In a moment of national despondency, if not despair, the words of a leader have a role in instilling self-confidence in the population. But unless they are accompanied by concrete action, they will not amount to much. Winston Churchill’s brilliant speeches may have encouraged his people when Britain was attacked during World War II. But it was unlikely that they would have been enough if the United States had not intervened. Presumably, the analogy will not be lost on the Prime Minister, as he uses the war metaphor to characterize the necessary response to Covid-19. In this context, his government is expected to act, not the industrialists whom he urged to do so in his speech. One can go further and claim that, at the moment, the private sector cannot do much on its own to regain growth.

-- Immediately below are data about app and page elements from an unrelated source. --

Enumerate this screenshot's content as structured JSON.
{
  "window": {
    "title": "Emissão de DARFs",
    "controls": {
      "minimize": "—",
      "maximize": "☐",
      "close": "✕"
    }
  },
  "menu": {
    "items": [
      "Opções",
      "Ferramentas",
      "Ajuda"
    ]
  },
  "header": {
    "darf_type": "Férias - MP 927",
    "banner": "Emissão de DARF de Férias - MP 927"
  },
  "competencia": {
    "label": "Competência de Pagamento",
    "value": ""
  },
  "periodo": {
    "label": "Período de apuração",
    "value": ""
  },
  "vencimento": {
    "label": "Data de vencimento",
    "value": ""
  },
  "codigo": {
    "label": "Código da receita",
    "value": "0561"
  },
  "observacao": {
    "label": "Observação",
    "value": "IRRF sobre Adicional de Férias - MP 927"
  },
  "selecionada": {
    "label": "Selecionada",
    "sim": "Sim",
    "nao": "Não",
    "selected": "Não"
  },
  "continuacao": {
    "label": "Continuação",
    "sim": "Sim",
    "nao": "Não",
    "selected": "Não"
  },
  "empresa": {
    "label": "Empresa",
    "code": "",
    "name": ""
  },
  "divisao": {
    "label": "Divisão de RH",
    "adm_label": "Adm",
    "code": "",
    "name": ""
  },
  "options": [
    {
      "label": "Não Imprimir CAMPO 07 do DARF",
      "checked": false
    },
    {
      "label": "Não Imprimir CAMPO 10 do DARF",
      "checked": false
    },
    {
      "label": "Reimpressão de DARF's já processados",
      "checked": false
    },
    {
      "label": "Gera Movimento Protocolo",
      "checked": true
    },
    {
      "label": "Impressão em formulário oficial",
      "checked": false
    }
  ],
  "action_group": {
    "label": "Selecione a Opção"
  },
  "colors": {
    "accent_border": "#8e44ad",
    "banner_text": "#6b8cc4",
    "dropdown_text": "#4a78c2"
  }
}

To appreciate why government is central, it must be understood that in an economy with excess capacity, income is determined by spending on goods or “aggregate demand.” When an economy is affected by a lower level of activity, it may well remain there, unless aggregate demand revives. For aggregate demand to revive, there has to be investment.
To understand this, think that demand has two parts, namely, consumption and investment. Consumption is largely determined by income, and cannot increase unless the latter does so first. Right now, in India, earnings are depressed due to the economic shock. On the other hand, investment is not limited by income and can be fueled by credit. With more investment, aggregate demand increases, and as a consequence so does production or income. But private investment, although based on expectations for the future, is driven at least in part by its current state. Thus, with production depressed by a 68-day lock, private investment, and thus growth, could lag even after the lock is lifted. The Prime Minister is optimistic when he expresses confidence that we will regain our growth. Fortunately, economic reasoning shows a way out of the current situation. This is that the government should increase aggregate demand, preferably through investment, to get the economy back to where it was in late March.
Again, in his speech to IIC members, the Prime Minister spoke of the growth potential of reforms implemented by his government, especially in agriculture. These are necessary and significant, but they are directed at the supply side of the economy, while the current problem is a deficit in demand. We see this all around us in the economy: when merchants in Mumbai talk about how their daily sales are, on average, a quarter of what they were before closing, and when migrant workers, who came to their homes in Odisha by Sea, they talk about going back to Chennai in search of work. So what is at stake is a shortage of demand for goods and labor, and only a stimulus can address it.
The economic package announced by the finance minister in mid-May was not a stimulus, since it does not inject demand into the economy. Higher public spending can only do that at the current juncture. But, for some reason, the government has avoided undertaking it.
Finally, the Prime Minister emphasized that recovering growth is not that difficult since the Indian industry now has a clearly defined objective in Aatmanirbhar Bharat. This is intriguing. What help a declaration of independence can be for Indian industry is unclear. The point is that self-sufficiency is often neither possible nor desirable for a company. In a modern economy, one company depends on others for its contributions. Some of these are not available in the market. These are vital producer services for efficient production. We can collectively call them infrastructure. The physical infrastructure encompasses electricity, water supply, roads, and industrial waste management, among other inputs. The huge initial investment required to supply these services to producers and the fact that some of them are public goods, and therefore unlikely to be provided by the private sector, let the government provide them if we want to have a economy that generates wealth and creates jobs while doing so. For Indian growers, Atmanirbhar Bharat will remain just another catchphrase as long as there is no supporting ecosystem.
A post-closing recovery would require the government to withdraw all stops. For this, the Prime Minister would have rethought his maxims. There are times when “maximum governance” means maximum government. It is not too late to stimulate the Indian economy.
Pulapre Balakrishnan is a professor at Ashoka University, Sonipat
The opinions expressed are personal.